With the former in mind, I set about writing a volatility scanner that scans the kernel address space for potential KPCR structures. I note here that in my development I have relied on dump files generated by Matthieu Suiche’s win32dd. Dump files store the physical address of the kernel page directory base, which is enough to reconstruct the kernel address space, however, other means will be necessary if operating on raw (DD) style memory images.

The scanner runs through each kernel address space memory region, looking for memory patterns that match the following constraints:

  1. The VA of the start of candidate bytes  >= 0×80000000 (i.e. it is in the kernel address space)
  2. The SelfPcr field at offset 0x1c from the start of the candidate bytes contains a pointer to the virtual address of the start of the KPCR structure
  3. The Prcb field at offset 0×20 within the structure contains a pointer to the start of the _KPRCB structure, which is embedded within the KPCR structure at offset 0×120.

I have observed the above scanning technique to identify one KPCR value per processor, which is consistent with the described function of the KPCR – it is a per processor structure.


The above scanner is usable as the volatility command kpcrscan, and the output of it used via the parameter –kpcr=

An example of usage is presented in the screen capture below:


Adding Vista structure definitions to Volatility

This post follows on from the last post. In the last post I described how I extended Volatility to work with the symbols for Window XP SP3. In this one, I describe how I applied the approach to Vista SP0.
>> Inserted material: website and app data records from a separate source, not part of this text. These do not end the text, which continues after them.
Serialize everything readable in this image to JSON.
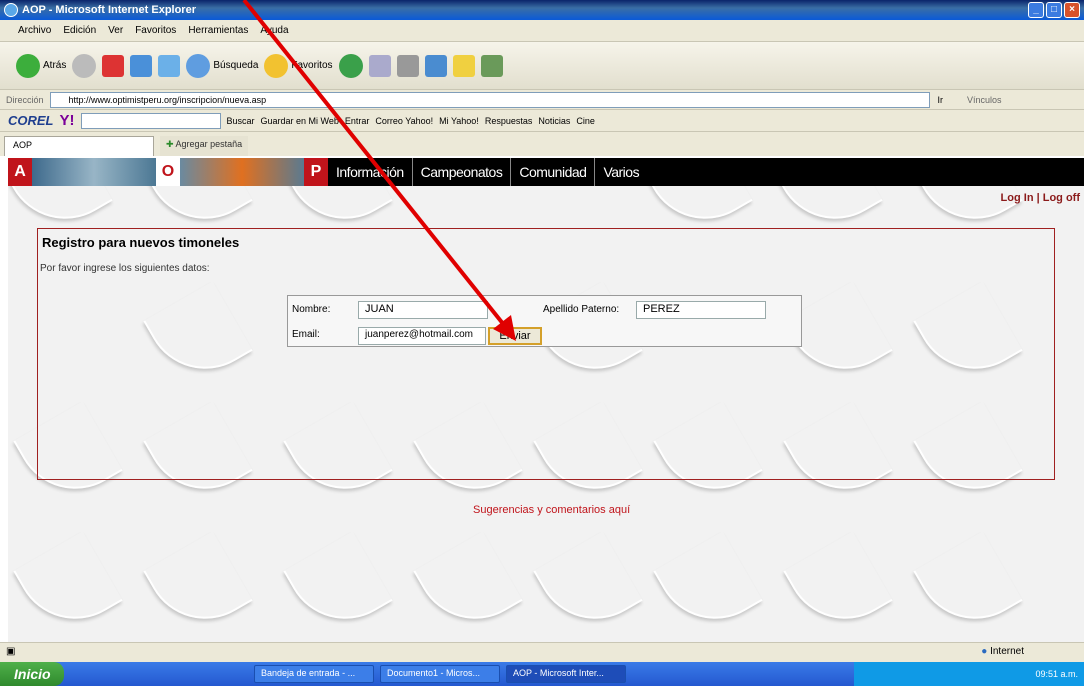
{
  "window": {
    "title": "AOP - Microsoft Internet Explorer"
  },
  "menu": [
    "Archivo",
    "Edición",
    "Ver",
    "Favoritos",
    "Herramientas",
    "Ayuda"
  ],
  "toolbar": {
    "back": "Atrás",
    "search": "Búsqueda",
    "favorites": "Favoritos"
  },
  "address": {
    "label": "Dirección",
    "url": "http://www.optimistperu.org/inscripcion/nueva.asp",
    "go": "Ir",
    "links": "Vínculos"
  },
  "corelbar": {
    "brand": "COREL",
    "yahoo": "Y!",
    "buscar": "Buscar",
    "guardar": "Guardar en Mi Web",
    "entrar": "Entrar",
    "correo": "Correo Yahoo!",
    "miyahoo": "Mi Yahoo!",
    "respuestas": "Respuestas",
    "noticias": "Noticias",
    "cine": "Cine"
  },
  "tabs": {
    "current": "AOP",
    "new": "Agregar pestaña"
  },
  "site": {
    "letters": [
      "A",
      "O",
      "P"
    ],
    "nav": [
      "Información",
      "Campeonatos",
      "Comunidad",
      "Varios"
    ],
    "login": "Log In | Log off",
    "form_title": "Registro para nuevos timoneles",
    "form_subtitle": "Por favor ingrese los siguientes datos:",
    "fields": {
      "nombre_label": "Nombre:",
      "nombre_value": "JUAN",
      "apellido_label": "Apellido Paterno:",
      "apellido_value": "PEREZ",
      "email_label": "Email:",
      "email_value": "juanperez@hotmail.com"
    },
    "send_button": "Enviar",
    "suggestions": "Sugerencias y comentarios aquí"
  },
  "status": {
    "zone": "Internet"
  },
  "taskbar": {
    "start": "Inicio",
    "tasks": [
      "Bandeja de entrada - ...",
      "Documento1 - Micros...",
      "AOP - Microsoft Inter..."
    ],
    "clock": "09:51 a.m."
  },
  "colors": {
    "brand_red": "#c0141b",
    "annotation_arrow": "#e00000"
  }
}
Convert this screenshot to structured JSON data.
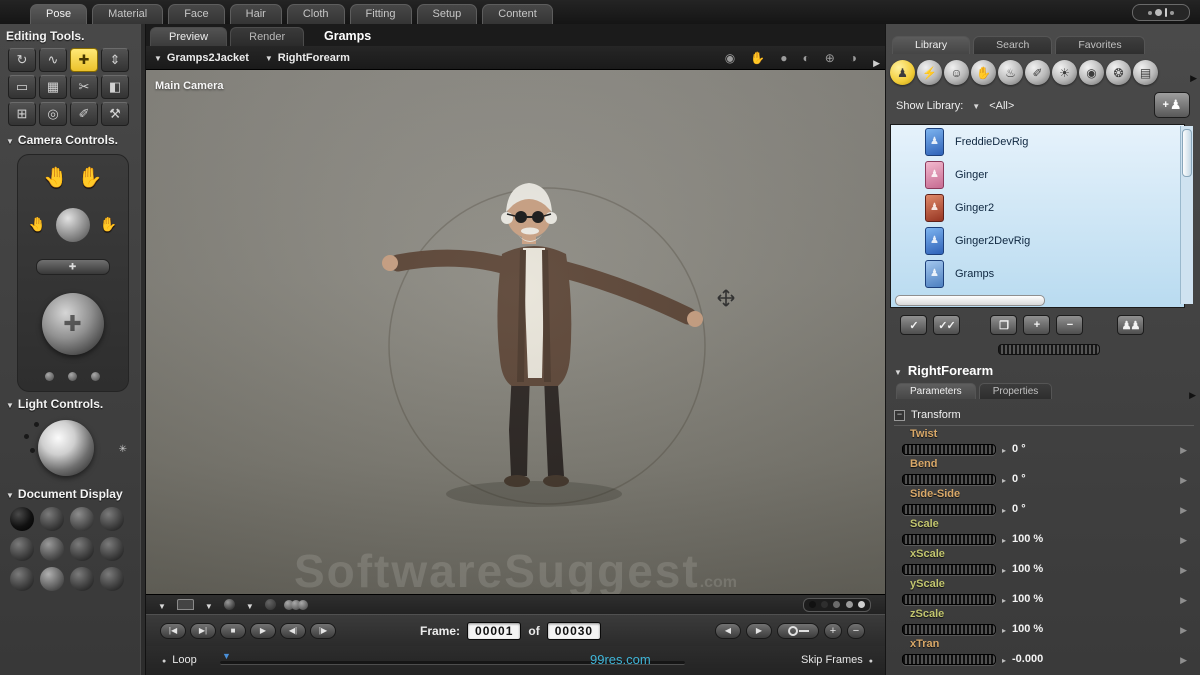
{
  "top_tabs": [
    {
      "name": "pose",
      "label": "Pose",
      "active": true
    },
    {
      "name": "material",
      "label": "Material"
    },
    {
      "name": "face",
      "label": "Face"
    },
    {
      "name": "hair",
      "label": "Hair"
    },
    {
      "name": "cloth",
      "label": "Cloth"
    },
    {
      "name": "fitting",
      "label": "Fitting"
    },
    {
      "name": "setup",
      "label": "Setup"
    },
    {
      "name": "content",
      "label": "Content"
    }
  ],
  "left": {
    "editing_tools_title": "Editing Tools.",
    "tools": [
      {
        "name": "rotate",
        "glyph": "↻"
      },
      {
        "name": "twist",
        "glyph": "∿"
      },
      {
        "name": "translate-pull",
        "glyph": "✚",
        "selected": true
      },
      {
        "name": "translate-in-out",
        "glyph": "⇕"
      },
      {
        "name": "scale",
        "glyph": "▭"
      },
      {
        "name": "taper",
        "glyph": "▦"
      },
      {
        "name": "chain-break",
        "glyph": "✂"
      },
      {
        "name": "color",
        "glyph": "◧"
      },
      {
        "name": "grouping",
        "glyph": "⊞"
      },
      {
        "name": "view-magnifier",
        "glyph": "◎"
      },
      {
        "name": "morphing-tool",
        "glyph": "✐"
      },
      {
        "name": "direct-manipulation",
        "glyph": "⚒"
      }
    ],
    "camera_controls_title": "Camera Controls.",
    "light_controls_title": "Light Controls.",
    "document_display_title": "Document Display"
  },
  "center": {
    "view_tabs": [
      {
        "name": "preview",
        "label": "Preview",
        "active": true
      },
      {
        "name": "render",
        "label": "Render"
      }
    ],
    "document_tab": "Gramps",
    "breadcrumb": {
      "figure": "Gramps2Jacket",
      "actor": "RightForearm"
    },
    "header_icons": [
      {
        "name": "face-camera-icon",
        "glyph": "◉"
      },
      {
        "name": "hand-camera-icon",
        "glyph": "✋"
      },
      {
        "name": "dolly-ball-icon",
        "glyph": "●"
      },
      {
        "name": "rotate-ball-icon",
        "glyph": "◐"
      },
      {
        "name": "crosshair-ball-icon",
        "glyph": "⊕"
      },
      {
        "name": "flash-ball-icon",
        "glyph": "◑"
      }
    ],
    "camera_label": "Main Camera",
    "watermark": "SoftwareSuggest",
    "watermark_suffix": ".com",
    "watermark_bottom": "99res.com",
    "transport_buttons": [
      {
        "name": "first-frame",
        "glyph": "|◀"
      },
      {
        "name": "last-frame",
        "glyph": "▶|"
      },
      {
        "name": "stop",
        "glyph": "■"
      },
      {
        "name": "play",
        "glyph": "▶"
      },
      {
        "name": "prev-frame",
        "glyph": "◀|"
      },
      {
        "name": "next-frame",
        "glyph": "|▶"
      }
    ],
    "frame": {
      "label": "Frame:",
      "current": "00001",
      "of": "of",
      "total": "00030"
    },
    "right_transport": {
      "prev": "◀",
      "next": "▶",
      "plus": "+",
      "minus": "−"
    },
    "loop_label": "Loop",
    "skip_frames_label": "Skip Frames"
  },
  "right": {
    "panel_tabs": [
      {
        "name": "library",
        "label": "Library",
        "active": true
      },
      {
        "name": "search",
        "label": "Search"
      },
      {
        "name": "favorites",
        "label": "Favorites"
      }
    ],
    "categories": [
      {
        "name": "figures",
        "glyph": "♟",
        "active": true
      },
      {
        "name": "poses",
        "glyph": "⚡"
      },
      {
        "name": "expression",
        "glyph": "☺"
      },
      {
        "name": "hands",
        "glyph": "✋"
      },
      {
        "name": "hair",
        "glyph": "♨"
      },
      {
        "name": "props",
        "glyph": "✐"
      },
      {
        "name": "lights",
        "glyph": "☀"
      },
      {
        "name": "cameras",
        "glyph": "◉"
      },
      {
        "name": "materials",
        "glyph": "❂"
      },
      {
        "name": "scenes",
        "glyph": "▤"
      }
    ],
    "show_library": {
      "label": "Show Library:",
      "value": "<All>"
    },
    "library_items": [
      {
        "label": "FreddieDevRig"
      },
      {
        "label": "Ginger"
      },
      {
        "label": "Ginger2"
      },
      {
        "label": "Ginger2DevRig"
      },
      {
        "label": "Gramps"
      }
    ],
    "list_buttons": [
      {
        "name": "checkmark-single",
        "glyph": "✓"
      },
      {
        "name": "checkmark-double",
        "glyph": "✓✓"
      },
      {
        "name": "add-folder",
        "glyph": "❐"
      },
      {
        "name": "add-to-library",
        "glyph": "+"
      },
      {
        "name": "remove-from-library",
        "glyph": "−"
      },
      {
        "name": "swap-figure",
        "glyph": "♟♟"
      }
    ],
    "selected_actor": "RightForearm",
    "param_tabs": [
      {
        "name": "parameters",
        "label": "Parameters",
        "active": true
      },
      {
        "name": "properties",
        "label": "Properties"
      }
    ],
    "group_label": "Transform",
    "dials": [
      {
        "name": "twist",
        "label": "Twist",
        "value": "0 °",
        "color": "#d9a868"
      },
      {
        "name": "bend",
        "label": "Bend",
        "value": "0 °",
        "color": "#d9a868"
      },
      {
        "name": "side-side",
        "label": "Side-Side",
        "value": "0 °",
        "color": "#d9a868"
      },
      {
        "name": "scale",
        "label": "Scale",
        "value": "100 %",
        "color": "#c2c56e"
      },
      {
        "name": "xscale",
        "label": "xScale",
        "value": "100 %",
        "color": "#c2c56e"
      },
      {
        "name": "yscale",
        "label": "yScale",
        "value": "100 %",
        "color": "#c2c56e"
      },
      {
        "name": "zscale",
        "label": "zScale",
        "value": "100 %",
        "color": "#c2c56e"
      },
      {
        "name": "xtran",
        "label": "xTran",
        "value": "-0.000",
        "color": "#d9a868"
      }
    ]
  }
}
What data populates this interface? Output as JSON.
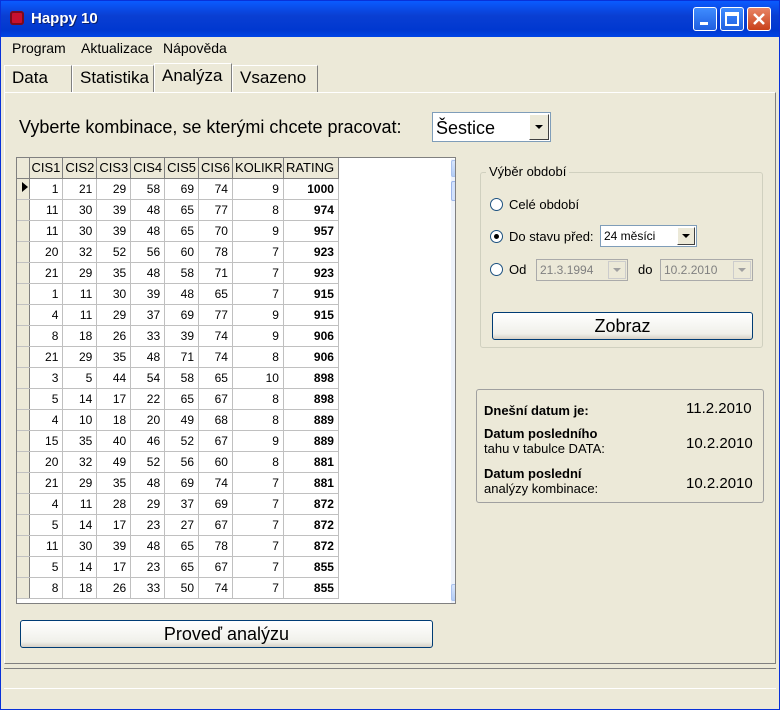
{
  "window": {
    "title": "Happy 10"
  },
  "menu": [
    "Program",
    "Aktualizace",
    "Nápověda"
  ],
  "tabs": [
    "Data",
    "Statistika",
    "Analýza",
    "Vsazeno"
  ],
  "prompt": "Vyberte kombinace, se kterými chcete pracovat:",
  "combination_select": {
    "value": "Šestice"
  },
  "grid": {
    "columns": [
      "CIS1",
      "CIS2",
      "CIS3",
      "CIS4",
      "CIS5",
      "CIS6",
      "KOLIKR",
      "RATING"
    ],
    "rows": [
      [
        "1",
        "21",
        "29",
        "58",
        "69",
        "74",
        "9",
        "1000"
      ],
      [
        "11",
        "30",
        "39",
        "48",
        "65",
        "77",
        "8",
        "974"
      ],
      [
        "11",
        "30",
        "39",
        "48",
        "65",
        "70",
        "9",
        "957"
      ],
      [
        "20",
        "32",
        "52",
        "56",
        "60",
        "78",
        "7",
        "923"
      ],
      [
        "21",
        "29",
        "35",
        "48",
        "58",
        "71",
        "7",
        "923"
      ],
      [
        "1",
        "11",
        "30",
        "39",
        "48",
        "65",
        "7",
        "915"
      ],
      [
        "4",
        "11",
        "29",
        "37",
        "69",
        "77",
        "9",
        "915"
      ],
      [
        "8",
        "18",
        "26",
        "33",
        "39",
        "74",
        "9",
        "906"
      ],
      [
        "21",
        "29",
        "35",
        "48",
        "71",
        "74",
        "8",
        "906"
      ],
      [
        "3",
        "5",
        "44",
        "54",
        "58",
        "65",
        "10",
        "898"
      ],
      [
        "5",
        "14",
        "17",
        "22",
        "65",
        "67",
        "8",
        "898"
      ],
      [
        "4",
        "10",
        "18",
        "20",
        "49",
        "68",
        "8",
        "889"
      ],
      [
        "15",
        "35",
        "40",
        "46",
        "52",
        "67",
        "9",
        "889"
      ],
      [
        "20",
        "32",
        "49",
        "52",
        "56",
        "60",
        "8",
        "881"
      ],
      [
        "21",
        "29",
        "35",
        "48",
        "69",
        "74",
        "7",
        "881"
      ],
      [
        "4",
        "11",
        "28",
        "29",
        "37",
        "69",
        "7",
        "872"
      ],
      [
        "5",
        "14",
        "17",
        "23",
        "27",
        "67",
        "7",
        "872"
      ],
      [
        "11",
        "30",
        "39",
        "48",
        "65",
        "78",
        "7",
        "872"
      ],
      [
        "5",
        "14",
        "17",
        "23",
        "65",
        "67",
        "7",
        "855"
      ],
      [
        "8",
        "18",
        "26",
        "33",
        "50",
        "74",
        "7",
        "855"
      ]
    ]
  },
  "period": {
    "legend": "Výběr období",
    "option_all": "Celé období",
    "option_until": "Do stavu před:",
    "until_value": "24 měsíci",
    "option_from": "Od",
    "from_value": "21.3.1994",
    "to_label": "do",
    "to_value": "10.2.2010",
    "show_button": "Zobraz"
  },
  "info": {
    "today_label": "Dnešní datum je:",
    "today_value": "11.2.2010",
    "last_draw_label_1": "Datum posledního",
    "last_draw_label_2": "tahu v tabulce DATA:",
    "last_draw_value": "10.2.2010",
    "last_analysis_label_1": "Datum poslední",
    "last_analysis_label_2": "analýzy kombinace:",
    "last_analysis_value": "10.2.2010"
  },
  "analyze_button": "Proveď analýzu"
}
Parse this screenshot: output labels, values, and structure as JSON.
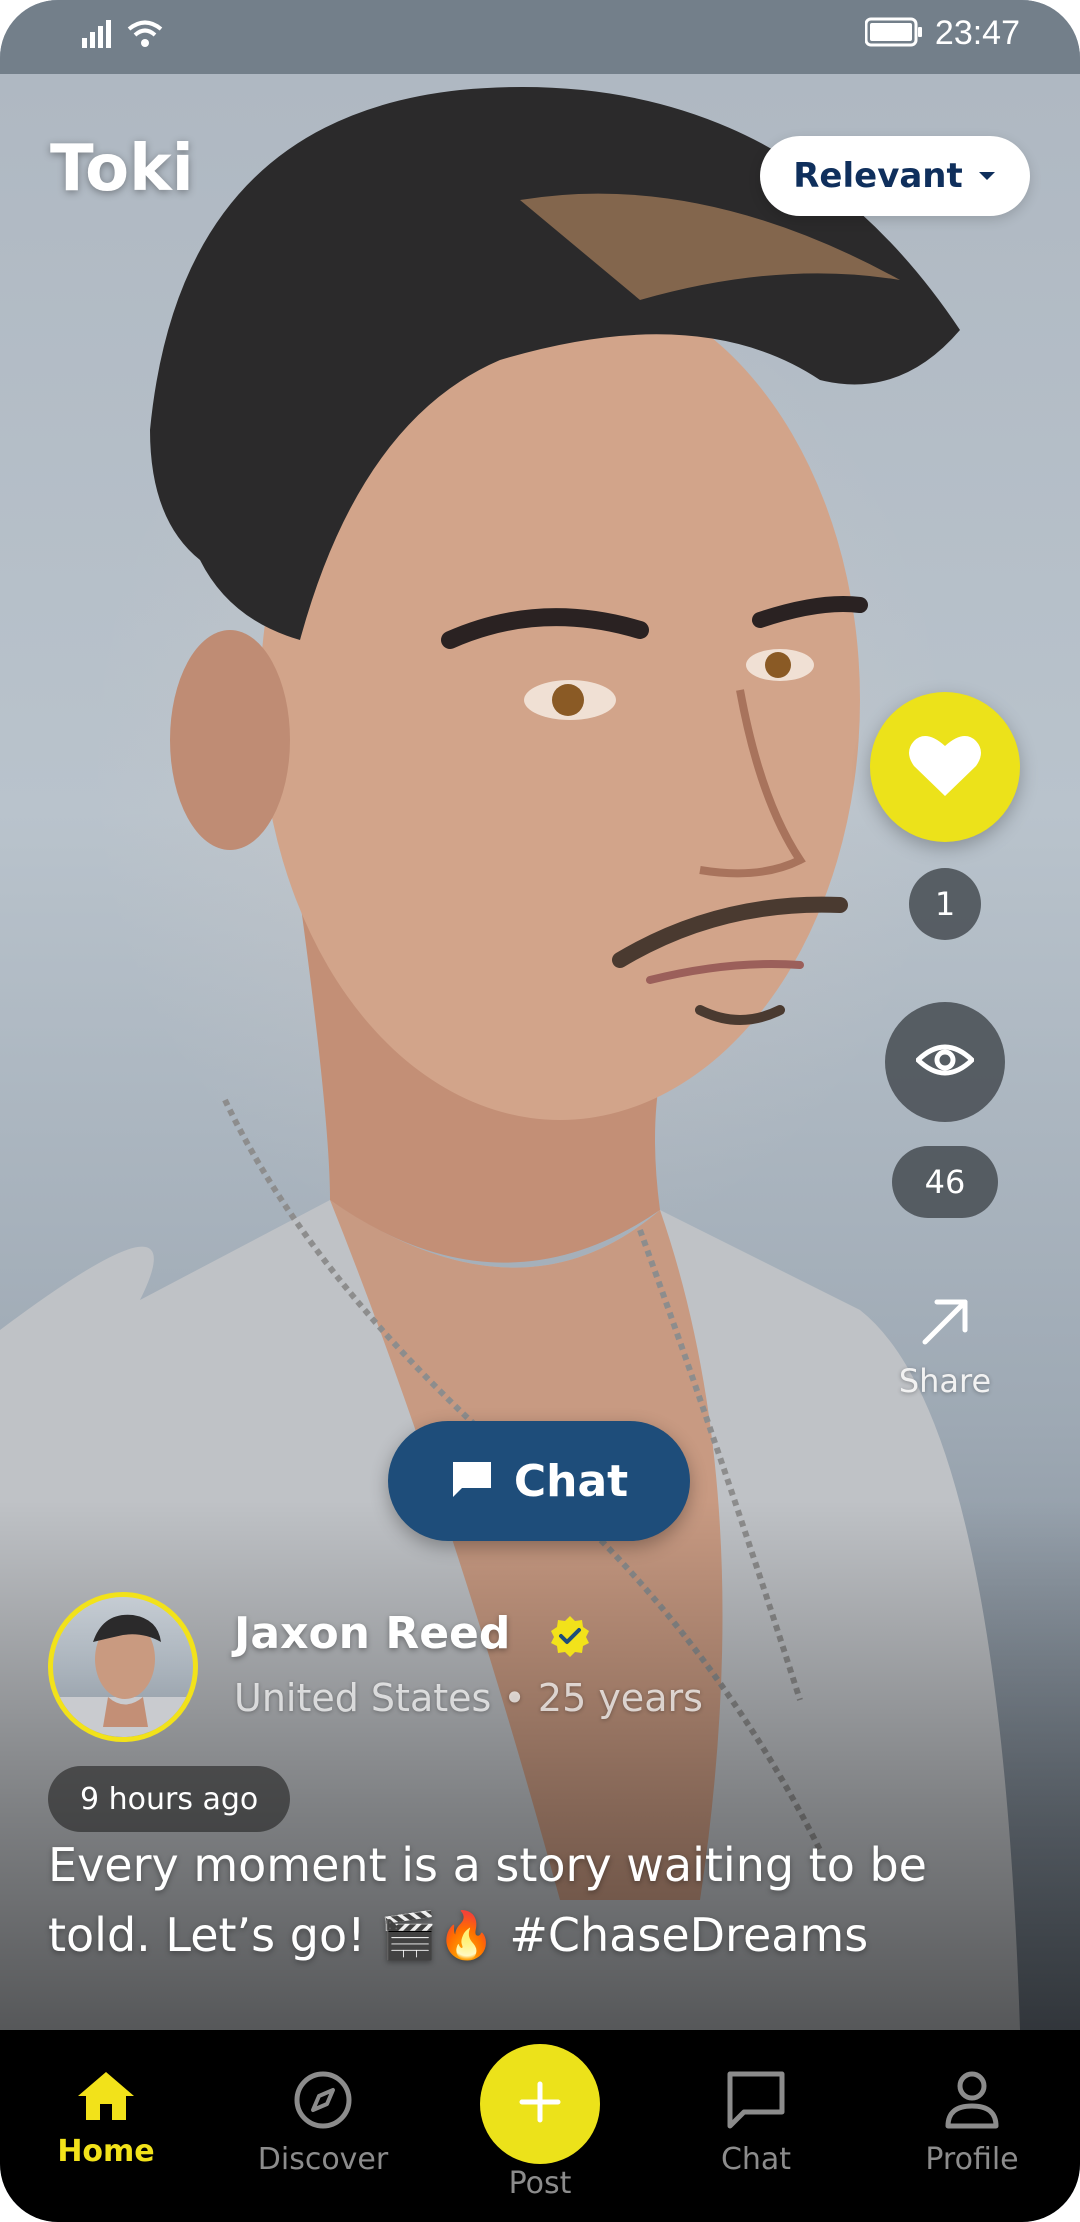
{
  "status_bar": {
    "time": "23:47"
  },
  "header": {
    "app_title": "Toki",
    "sort_label": "Relevant"
  },
  "actions": {
    "like_count": "1",
    "view_count": "46",
    "share_label": "Share"
  },
  "cta": {
    "chat_label": "Chat"
  },
  "post": {
    "author_name": "Jaxon Reed",
    "author_meta": "United States • 25 years",
    "time_ago": "9 hours ago",
    "caption": "Every moment is a story waiting to be told. Let’s go! 🎬🔥 #ChaseDreams"
  },
  "bottom_nav": {
    "home": "Home",
    "discover": "Discover",
    "post": "Post",
    "chat": "Chat",
    "profile": "Profile"
  },
  "colors": {
    "accent_yellow": "#ECE21A",
    "chat_button": "#1E4D7A",
    "sort_text": "#0F2F5C"
  },
  "icons": [
    "signal-icon",
    "wifi-icon",
    "battery-icon",
    "chevron-down-icon",
    "heart-icon",
    "eye-icon",
    "share-arrow-icon",
    "chat-bubble-icon",
    "verified-badge-icon",
    "home-icon",
    "compass-icon",
    "plus-icon",
    "chat-icon",
    "profile-icon"
  ]
}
1. Downloaded Windows Vista RTM x86 retail symbols from Microsoft. I installed them to C:devVistaSP0x86vista-x86

2. I then ran the program against the symbol file which corresponds to the general Vista kernel, ntkrnlmp.pdb, generating a python symbol definition file for volatility in the process.

C:mysrcpdbparse>c:Python25python.exe c:devVistaSP0x86symbolsEXEntkrnlmp.pdb >

3. Moved to the pluginsoverlayswindows folder within the volatility source tree.

4. Created a new profile implementation called I based this off the existing windows XP SP2 profile, modifying to suit. In essence, the new profile is composed of three things:

  1. a definition of native types (these appear to generally apply to 32bit windows operating systems (I simply took the exiting windows definitions);
  2. a definition of the specific structural types which I just generated (contained in;
  3. an overlay definition (I simply reused the existing XP SP2 one with the fixups from the last post.

vistasp0x86overlays = copy.deepcopy(vtypes.xpsp2overlays)

vistasp0x86overlays['_MMVAD_SHORT'][1]['Flags'][0] =  lambda x: x['u'][0]
vistasp0x86overlays['_CONTROL_AREA'][1]['Flags'][0] =  lambda x: x['u'][0]
vistasp0x86overlays['_MMVAD_LONG'][1]['Flags'][0] =  lambda x: x['u'][0]
vistasp0x86overlays['_MMVAD_LONG'][1]['Flags2'][0] =  lambda x: x['u'][0]


class VistaSP0x86(xp_sp2.WinXPSP2):
    """ A Profile for Windows Vista SP0 x86 """
   native_types = vtypes.x86_native_types_32bit
   abstract_types = vista_sp0_x86_vtypes.ntkrnlmp_types
   overlay = vistasp0x86overlays

The next post will cover the modifications to volatility needed to find KdDebuggerDataBlock – the root of kernel objects required to find active modules and processes amongst other things.